WHAT IS BEING ASKED: Every line of the entries below that mentions "cost" is to be copied out.

_ _ _

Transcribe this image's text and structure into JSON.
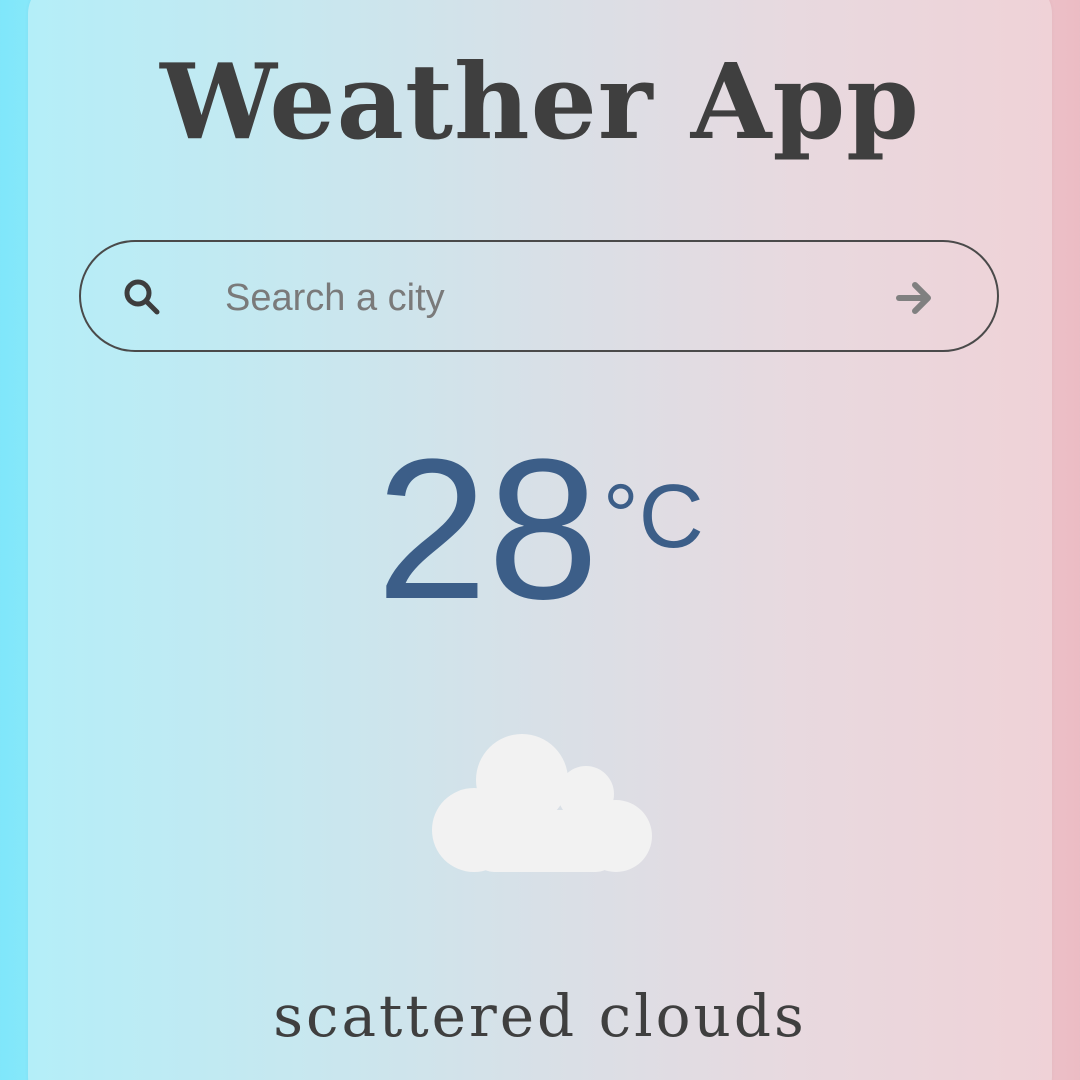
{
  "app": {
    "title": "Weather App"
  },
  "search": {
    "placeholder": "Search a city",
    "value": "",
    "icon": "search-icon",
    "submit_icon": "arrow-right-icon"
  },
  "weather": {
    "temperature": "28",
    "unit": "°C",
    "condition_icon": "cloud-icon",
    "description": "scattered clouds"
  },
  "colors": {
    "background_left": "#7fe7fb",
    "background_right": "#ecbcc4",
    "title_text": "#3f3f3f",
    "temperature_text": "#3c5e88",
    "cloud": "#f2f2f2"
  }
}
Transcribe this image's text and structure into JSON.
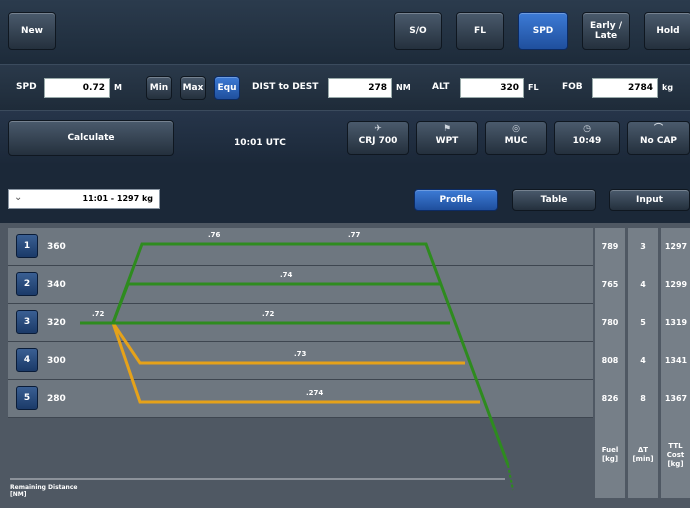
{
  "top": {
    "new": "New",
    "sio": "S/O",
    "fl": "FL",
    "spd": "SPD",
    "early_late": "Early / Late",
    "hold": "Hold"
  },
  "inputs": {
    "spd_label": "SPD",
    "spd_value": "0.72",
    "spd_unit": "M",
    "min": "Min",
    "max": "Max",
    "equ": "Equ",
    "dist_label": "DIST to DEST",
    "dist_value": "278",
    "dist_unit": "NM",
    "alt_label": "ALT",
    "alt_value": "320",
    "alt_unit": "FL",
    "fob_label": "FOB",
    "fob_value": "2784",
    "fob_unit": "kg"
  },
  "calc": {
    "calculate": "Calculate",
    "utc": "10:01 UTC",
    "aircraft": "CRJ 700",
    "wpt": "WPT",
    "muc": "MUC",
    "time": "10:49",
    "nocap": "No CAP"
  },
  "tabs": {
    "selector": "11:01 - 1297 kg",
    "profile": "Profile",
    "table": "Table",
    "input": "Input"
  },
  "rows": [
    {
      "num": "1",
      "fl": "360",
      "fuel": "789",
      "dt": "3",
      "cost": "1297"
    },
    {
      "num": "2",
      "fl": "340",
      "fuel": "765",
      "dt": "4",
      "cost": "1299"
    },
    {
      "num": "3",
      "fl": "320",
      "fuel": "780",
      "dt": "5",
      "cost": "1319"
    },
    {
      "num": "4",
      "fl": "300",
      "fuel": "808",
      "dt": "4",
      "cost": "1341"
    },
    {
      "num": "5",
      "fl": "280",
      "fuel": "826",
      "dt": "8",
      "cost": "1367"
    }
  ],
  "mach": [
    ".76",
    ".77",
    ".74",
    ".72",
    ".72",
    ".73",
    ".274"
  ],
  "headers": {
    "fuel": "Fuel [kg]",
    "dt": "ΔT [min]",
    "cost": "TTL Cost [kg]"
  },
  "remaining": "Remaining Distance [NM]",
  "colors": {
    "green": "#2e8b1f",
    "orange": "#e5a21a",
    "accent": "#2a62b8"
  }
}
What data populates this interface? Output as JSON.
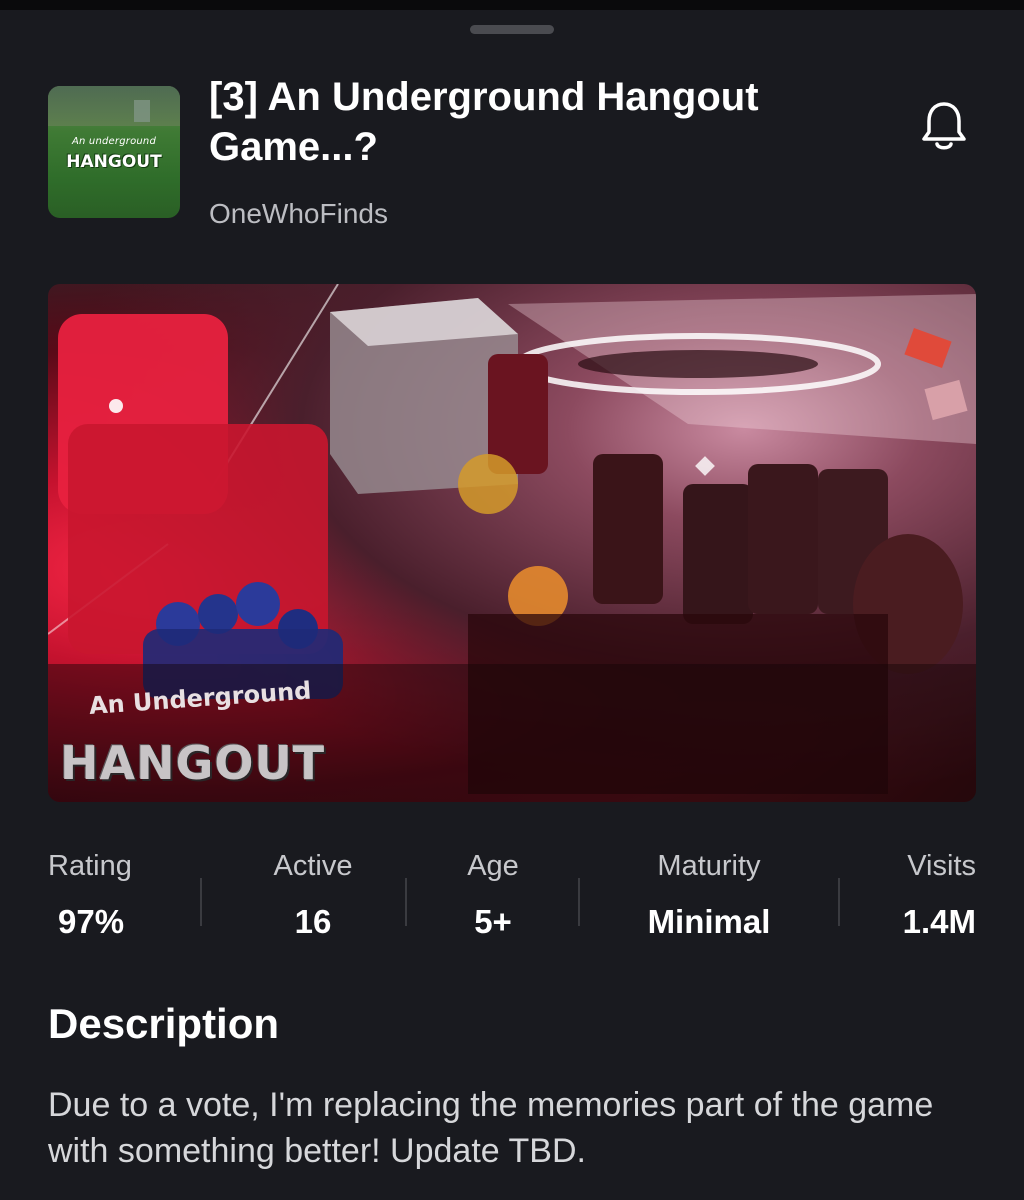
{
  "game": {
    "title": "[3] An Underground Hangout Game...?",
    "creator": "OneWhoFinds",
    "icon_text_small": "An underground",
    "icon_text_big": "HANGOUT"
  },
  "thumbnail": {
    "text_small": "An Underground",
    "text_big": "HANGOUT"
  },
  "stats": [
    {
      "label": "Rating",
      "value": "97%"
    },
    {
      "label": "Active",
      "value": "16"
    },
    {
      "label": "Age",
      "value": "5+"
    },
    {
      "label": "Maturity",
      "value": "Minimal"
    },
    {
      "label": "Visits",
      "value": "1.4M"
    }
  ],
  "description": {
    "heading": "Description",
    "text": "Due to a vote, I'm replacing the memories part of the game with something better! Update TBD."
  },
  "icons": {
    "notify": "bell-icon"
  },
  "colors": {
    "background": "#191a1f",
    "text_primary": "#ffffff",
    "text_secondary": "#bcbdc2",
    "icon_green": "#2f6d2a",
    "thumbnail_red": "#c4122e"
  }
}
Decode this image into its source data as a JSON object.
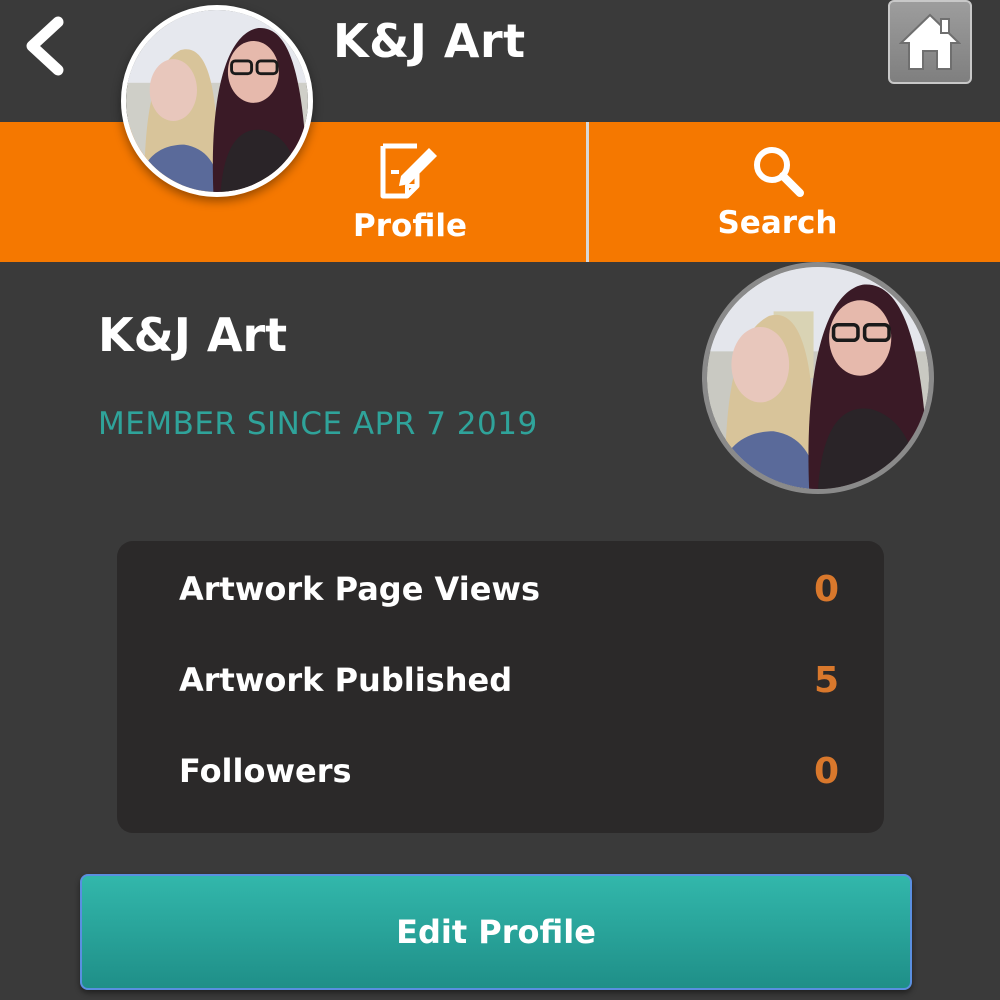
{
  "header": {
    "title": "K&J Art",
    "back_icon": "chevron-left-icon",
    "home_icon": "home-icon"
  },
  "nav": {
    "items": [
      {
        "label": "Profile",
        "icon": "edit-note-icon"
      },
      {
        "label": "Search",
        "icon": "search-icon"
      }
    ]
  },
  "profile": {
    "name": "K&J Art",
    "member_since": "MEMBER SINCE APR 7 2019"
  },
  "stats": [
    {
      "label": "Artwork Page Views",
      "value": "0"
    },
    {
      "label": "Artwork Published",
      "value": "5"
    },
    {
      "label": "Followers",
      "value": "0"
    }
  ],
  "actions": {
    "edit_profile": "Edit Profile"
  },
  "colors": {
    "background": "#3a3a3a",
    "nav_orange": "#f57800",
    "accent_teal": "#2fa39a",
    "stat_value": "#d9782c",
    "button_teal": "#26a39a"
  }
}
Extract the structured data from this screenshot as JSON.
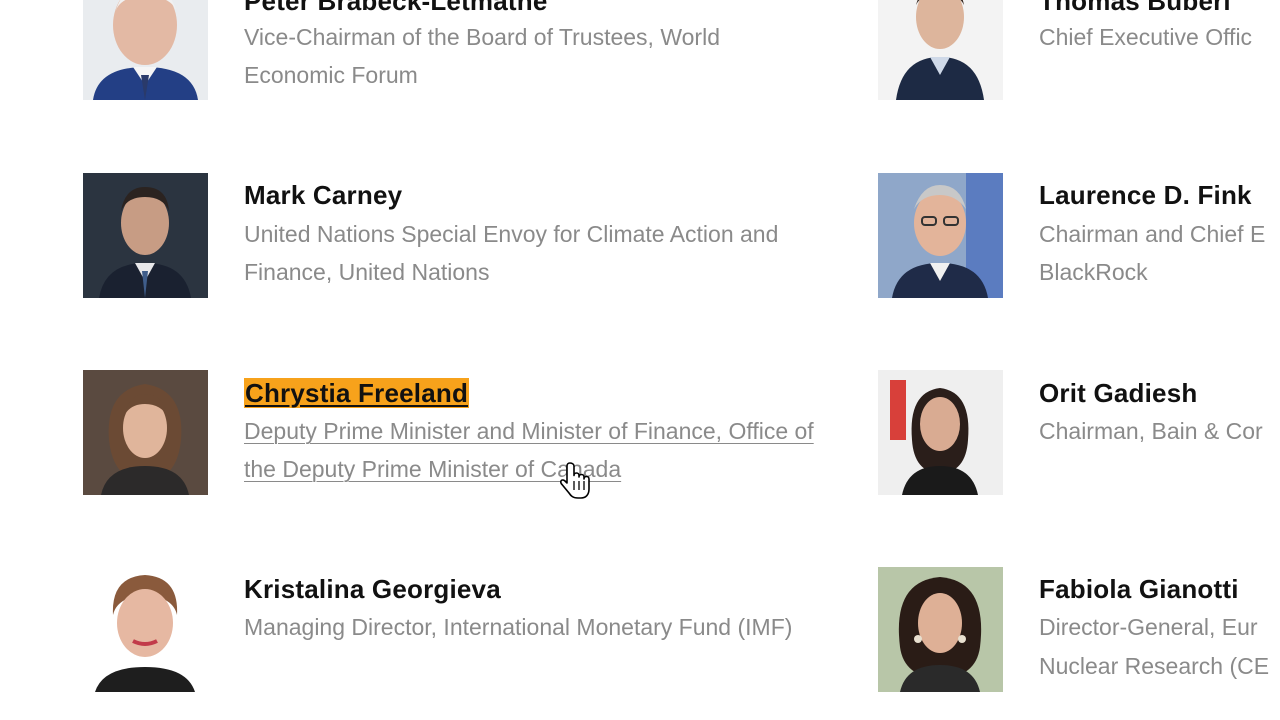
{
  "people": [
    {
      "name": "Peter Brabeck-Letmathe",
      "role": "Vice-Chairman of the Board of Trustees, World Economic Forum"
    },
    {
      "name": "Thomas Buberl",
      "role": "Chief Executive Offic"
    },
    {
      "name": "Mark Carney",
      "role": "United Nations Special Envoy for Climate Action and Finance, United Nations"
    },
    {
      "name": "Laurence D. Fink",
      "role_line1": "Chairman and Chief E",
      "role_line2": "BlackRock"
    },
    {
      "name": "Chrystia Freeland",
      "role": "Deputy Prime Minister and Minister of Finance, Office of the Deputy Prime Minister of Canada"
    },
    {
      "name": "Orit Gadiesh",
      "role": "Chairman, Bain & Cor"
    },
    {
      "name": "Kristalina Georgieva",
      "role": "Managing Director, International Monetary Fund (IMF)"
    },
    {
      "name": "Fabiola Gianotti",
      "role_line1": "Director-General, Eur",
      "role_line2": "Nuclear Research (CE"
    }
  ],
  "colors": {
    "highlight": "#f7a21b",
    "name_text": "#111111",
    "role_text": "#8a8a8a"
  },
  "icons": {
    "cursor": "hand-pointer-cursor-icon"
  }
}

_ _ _

SOLUTION TO THE EXERCISE:
      "cost": "1297"
      "cost": "1299"
      "cost": "1319"
      "cost": "1341"
      "cost": "1367"
    "cost": "TTL Cost [kg]"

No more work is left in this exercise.